Suppose you invest Rs. 10,000 in Fund A and Rs. 10,000 in Fund B. You will get 1000 units of Fund A and 20 units of Fund B. After 1 year, the Nifty has appreciated by 25%, which means that both funds would have also appreciated by 25%, as they are a replica of the Nifty.
So after 1 year, the NAV of Fund A would become Rs. 12.50 and that of Fund B Rs. 250. But what is the value of your two investments? Fund A would now be Rs. 12,500 (1000 units * Rs. 12.50/unit) and Fund B also would be Rs. 12,500 (20 units * Rs. 250/unit).
The bottom line is that don’t bother about the NAV of a mutual fund, as you might do for the price of a share.
10. Dividend or Growth?
Like NAV, it is immaterial whether you choose the dividend option or growth option as far as the performance of the fund is concerned. In fact, even though you have different options, the underlying fund is the same. As such, the basic returns from all the three options i.e. growth or dividend payout or dividend reinvestment will be the same.
However, the final returns in your hand could be different due to taxation.
Tax rates are different, depending on whether you get this return in the form of dividend or capital gains. Therefore, the post-tax returns in your hand may vary depending on your tax profile. As such, you have to choose the option from the point of view of where your tax will be minimal and not from the point of view of the returns.

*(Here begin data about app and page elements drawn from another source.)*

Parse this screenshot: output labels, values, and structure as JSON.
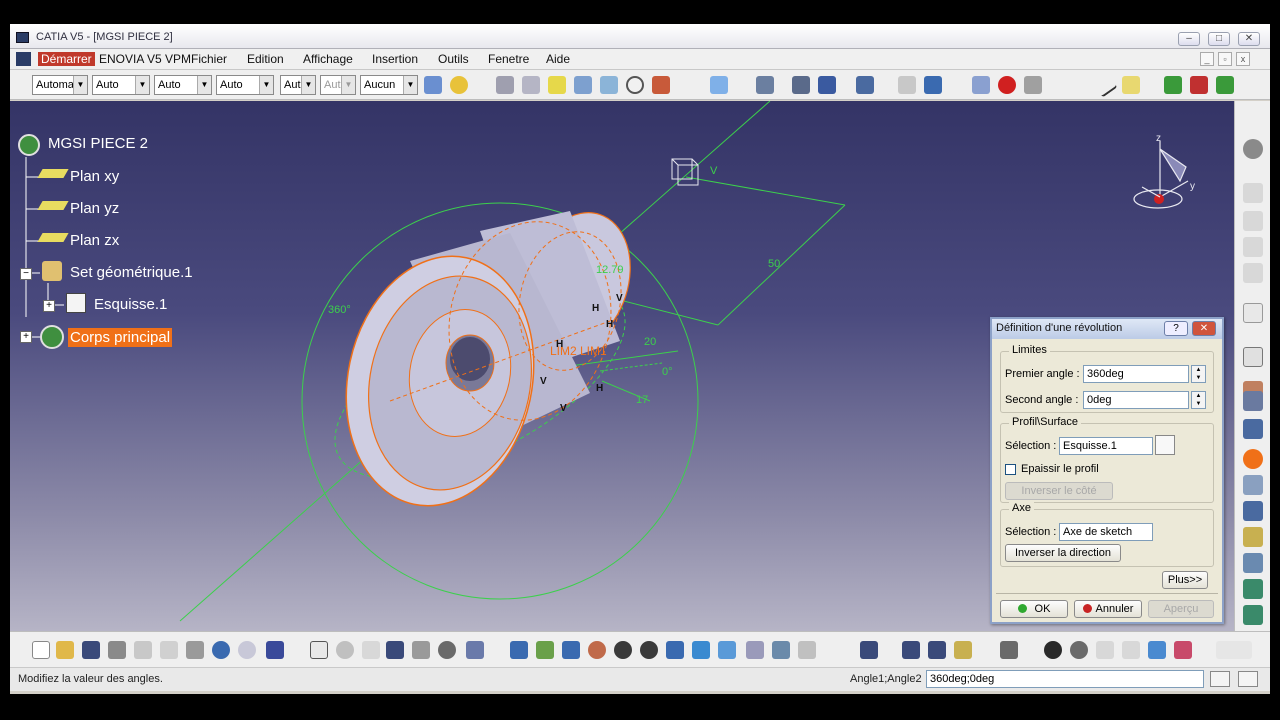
{
  "window": {
    "title": "CATIA V5 - [MGSI PIECE 2]",
    "controls": [
      "–",
      "□",
      "✕"
    ]
  },
  "menu": {
    "items": [
      "Démarrer",
      "ENOVIA V5 VPM",
      "Fichier",
      "Edition",
      "Affichage",
      "Insertion",
      "Outils",
      "Fenetre",
      "Aide"
    ]
  },
  "toolbar": {
    "combos": [
      "Automa",
      "Auto",
      "Auto",
      "Auto",
      "Aut",
      "Aut",
      "Aucun"
    ]
  },
  "tree": {
    "root": "MGSI PIECE 2",
    "items": [
      {
        "label": "Plan xy"
      },
      {
        "label": "Plan yz"
      },
      {
        "label": "Plan zx"
      },
      {
        "label": "Set géométrique.1"
      },
      {
        "label": "Esquisse.1"
      },
      {
        "label": "Corps principal"
      }
    ]
  },
  "viewport": {
    "annotations": {
      "angle_360": "360°",
      "dim_50": "50",
      "dim_20": "20",
      "dim_17": "17",
      "angle_0": "0°",
      "dim_1279": "12.79",
      "lim_labels": "LIM2 LIM1",
      "axis_v": "V",
      "compass_z": "z",
      "compass_y": "y"
    }
  },
  "dialog": {
    "title": "Définition d'une révolution",
    "limits": {
      "legend": "Limites",
      "first_label": "Premier angle :",
      "first_value": "360deg",
      "second_label": "Second angle :",
      "second_value": "0deg"
    },
    "profile": {
      "legend": "Profil\\Surface",
      "selection_label": "Sélection :",
      "selection_value": "Esquisse.1",
      "thicken_label": "Epaissir le profil",
      "reverse_side_label": "Inverser le côté"
    },
    "axis": {
      "legend": "Axe",
      "selection_label": "Sélection :",
      "selection_value": "Axe de sketch",
      "reverse_direction_label": "Inverser la direction"
    },
    "more_label": "Plus>>",
    "ok_label": "OK",
    "cancel_label": "Annuler",
    "apply_label": "Aperçu"
  },
  "status": {
    "message": "Modifiez la valeur des angles.",
    "field_label": "Angle1;Angle2",
    "field_value": "360deg;0deg"
  },
  "colors": {
    "viewport_top": "#343466",
    "viewport_bottom": "#b6b4c6",
    "selection_orange": "#f07018",
    "construction_green": "#33cc44",
    "part_fill": "#c7c6dc"
  }
}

To keep things simple, just remember to opt for growth option if your investment horizon is more than 1 year and dividend option for less than 1 year (assuming you are in the highest tax-bracket).